Back to Blogs

Over 55s – the great debate on this untapped talent pool

  • Publish Date: Posted about 2 months ago
  • Author: James Kenealey
While businesses have spent years trying to perfect their ED&I strategy to bring people of all genders, ethnicities and abilities into the workforce, new research demonstrates one major demographic may have been absent from the conversation.

APSCo OutSource Strategic Partner, 55/Redefined, has issued a new report to market which reveals there are hordes of people over the age of 55 exiting the workforce earlier than they feel ready to, because they don’t feel there are enough opportunities available to them.

The figures show that the number of people aged 65 and over will increase by more than 40 per cent in the next 20 years but that by 2050, the working age population will have actually shrunk by between 21-28 per cent, creating a shortfall of more than 50 million workers. That’s despite people aged between 55 and 75 saying that, on average, they feel between 18 and 20 years younger than their age, and 45 per cent of people aged 55 and over saying they don’t believe they can afford to retire at 65.

The longer this disconnect continues to manifest, the more likely we are to see ageism become a major downfall in ED&I strategies currently in place in businesses around the world, and – worse still – the skills shortage emerging in young people will be mirrored at the top of the age scale.

Our role as outsourced recruiters is to educate the market on the ways in which older workers still provide enormous value to businesses looking to fill vacancies, and advise on the strategies they can implement to ensure they’re not missing out on a wealth of eager, relevant talent.

Shut out

The data from 55/Redefined shows:

  • 56 per cent of employees want to continue to work beyond the age of 65, but 65 per cent of employers encourage retirement at the legal retirement age or before

  • 65 per cent of people think no point applying for jobs after 55, assuming the jobs market is closed off to them

  • Employers said health and illness (37 per cent) and lack of energy (21 per cent), would put them off hiring an over 55…

  • …despite over 55s proving to be 200 per cent less likely to take a day off sick

Legislation brought in several years ago to anonymise dates of birth on CVs and job applications makes it harder to specifically target an older demographic and turn these stats on their head. As a result, great talent is being missed when companies are hiring en mass.

Instead, we should start to look at behavioural based criteria and psychometrics to remove the bias around qualifications and tenure, to better facilitate people to switch between industries, and enable people without a career at all – such as mums who gave up their careers to raise children – to get a job in a field they’re passionate about.

Bringing in older workers also presents an opportunity to inspire a less experienced workforce and identify future leadership potential. People who’ve spent many years in business know what makes a loyal, reliable employee and they’ll be able to spot it quickly if given the chance to mentor younger people.
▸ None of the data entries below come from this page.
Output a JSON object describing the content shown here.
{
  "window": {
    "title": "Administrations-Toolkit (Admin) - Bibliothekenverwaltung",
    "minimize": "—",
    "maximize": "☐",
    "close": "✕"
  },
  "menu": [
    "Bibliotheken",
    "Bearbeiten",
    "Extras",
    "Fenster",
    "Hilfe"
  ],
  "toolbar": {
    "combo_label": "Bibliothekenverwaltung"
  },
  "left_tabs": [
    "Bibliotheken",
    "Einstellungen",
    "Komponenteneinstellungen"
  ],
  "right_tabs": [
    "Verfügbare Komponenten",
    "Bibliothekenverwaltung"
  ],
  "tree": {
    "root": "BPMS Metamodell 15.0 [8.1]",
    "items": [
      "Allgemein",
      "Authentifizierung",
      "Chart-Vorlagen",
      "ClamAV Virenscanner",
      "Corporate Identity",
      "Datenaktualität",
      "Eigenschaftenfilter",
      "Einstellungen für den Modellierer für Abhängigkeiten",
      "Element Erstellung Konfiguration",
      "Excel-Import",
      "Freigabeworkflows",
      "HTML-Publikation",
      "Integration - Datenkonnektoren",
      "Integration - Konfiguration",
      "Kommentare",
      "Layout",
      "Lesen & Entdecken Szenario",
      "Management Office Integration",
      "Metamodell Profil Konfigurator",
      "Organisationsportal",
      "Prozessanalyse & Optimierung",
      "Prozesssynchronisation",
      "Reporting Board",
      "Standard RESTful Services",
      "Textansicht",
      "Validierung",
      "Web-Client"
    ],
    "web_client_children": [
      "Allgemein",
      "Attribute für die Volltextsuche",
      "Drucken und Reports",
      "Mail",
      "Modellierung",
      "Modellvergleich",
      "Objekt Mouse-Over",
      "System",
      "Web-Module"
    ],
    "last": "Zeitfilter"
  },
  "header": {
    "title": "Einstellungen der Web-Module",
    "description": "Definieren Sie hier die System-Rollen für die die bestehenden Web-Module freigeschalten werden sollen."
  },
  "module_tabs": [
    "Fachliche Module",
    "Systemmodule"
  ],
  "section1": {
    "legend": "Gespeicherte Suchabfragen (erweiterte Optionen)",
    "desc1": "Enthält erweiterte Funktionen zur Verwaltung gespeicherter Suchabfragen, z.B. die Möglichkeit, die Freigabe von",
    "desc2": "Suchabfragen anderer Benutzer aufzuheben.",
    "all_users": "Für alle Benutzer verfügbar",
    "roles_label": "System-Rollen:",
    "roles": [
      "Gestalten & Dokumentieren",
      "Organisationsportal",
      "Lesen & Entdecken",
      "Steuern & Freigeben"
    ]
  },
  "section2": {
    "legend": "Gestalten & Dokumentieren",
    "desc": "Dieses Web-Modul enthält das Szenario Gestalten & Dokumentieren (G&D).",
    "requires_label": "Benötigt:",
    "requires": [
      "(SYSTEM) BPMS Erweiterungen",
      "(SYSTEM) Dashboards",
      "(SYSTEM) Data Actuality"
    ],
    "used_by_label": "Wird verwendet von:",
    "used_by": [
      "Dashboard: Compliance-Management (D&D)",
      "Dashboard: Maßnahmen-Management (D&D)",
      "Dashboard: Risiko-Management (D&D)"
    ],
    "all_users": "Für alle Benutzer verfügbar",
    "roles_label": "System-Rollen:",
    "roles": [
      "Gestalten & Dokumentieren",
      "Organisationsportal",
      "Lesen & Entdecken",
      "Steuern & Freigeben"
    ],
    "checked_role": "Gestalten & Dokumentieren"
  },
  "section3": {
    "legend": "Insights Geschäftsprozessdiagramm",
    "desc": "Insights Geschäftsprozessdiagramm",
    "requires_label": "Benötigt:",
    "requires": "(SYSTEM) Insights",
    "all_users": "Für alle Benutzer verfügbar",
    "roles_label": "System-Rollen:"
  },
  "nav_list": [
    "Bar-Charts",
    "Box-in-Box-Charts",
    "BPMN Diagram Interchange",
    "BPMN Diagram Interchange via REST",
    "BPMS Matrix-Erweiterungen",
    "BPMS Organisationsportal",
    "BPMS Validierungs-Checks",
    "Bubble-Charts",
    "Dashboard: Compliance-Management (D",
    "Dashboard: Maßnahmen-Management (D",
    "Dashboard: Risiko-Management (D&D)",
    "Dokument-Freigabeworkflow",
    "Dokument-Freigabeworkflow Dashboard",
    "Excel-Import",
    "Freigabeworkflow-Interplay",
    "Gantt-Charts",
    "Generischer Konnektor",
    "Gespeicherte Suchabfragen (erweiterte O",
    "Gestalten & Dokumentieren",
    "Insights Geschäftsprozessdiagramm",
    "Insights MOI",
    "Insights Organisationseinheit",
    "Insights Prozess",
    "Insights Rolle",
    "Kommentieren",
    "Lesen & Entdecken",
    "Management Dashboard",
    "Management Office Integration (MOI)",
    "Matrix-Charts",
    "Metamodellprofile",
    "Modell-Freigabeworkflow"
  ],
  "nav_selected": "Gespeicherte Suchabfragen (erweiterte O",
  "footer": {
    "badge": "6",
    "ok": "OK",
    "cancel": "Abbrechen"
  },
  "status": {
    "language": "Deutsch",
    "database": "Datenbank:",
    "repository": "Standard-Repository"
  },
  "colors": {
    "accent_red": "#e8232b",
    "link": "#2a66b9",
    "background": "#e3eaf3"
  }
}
Read the full article over at the Morson Group website and find out how we’ve helped our clients navigate the challenges of talent acquisition for over 50 years.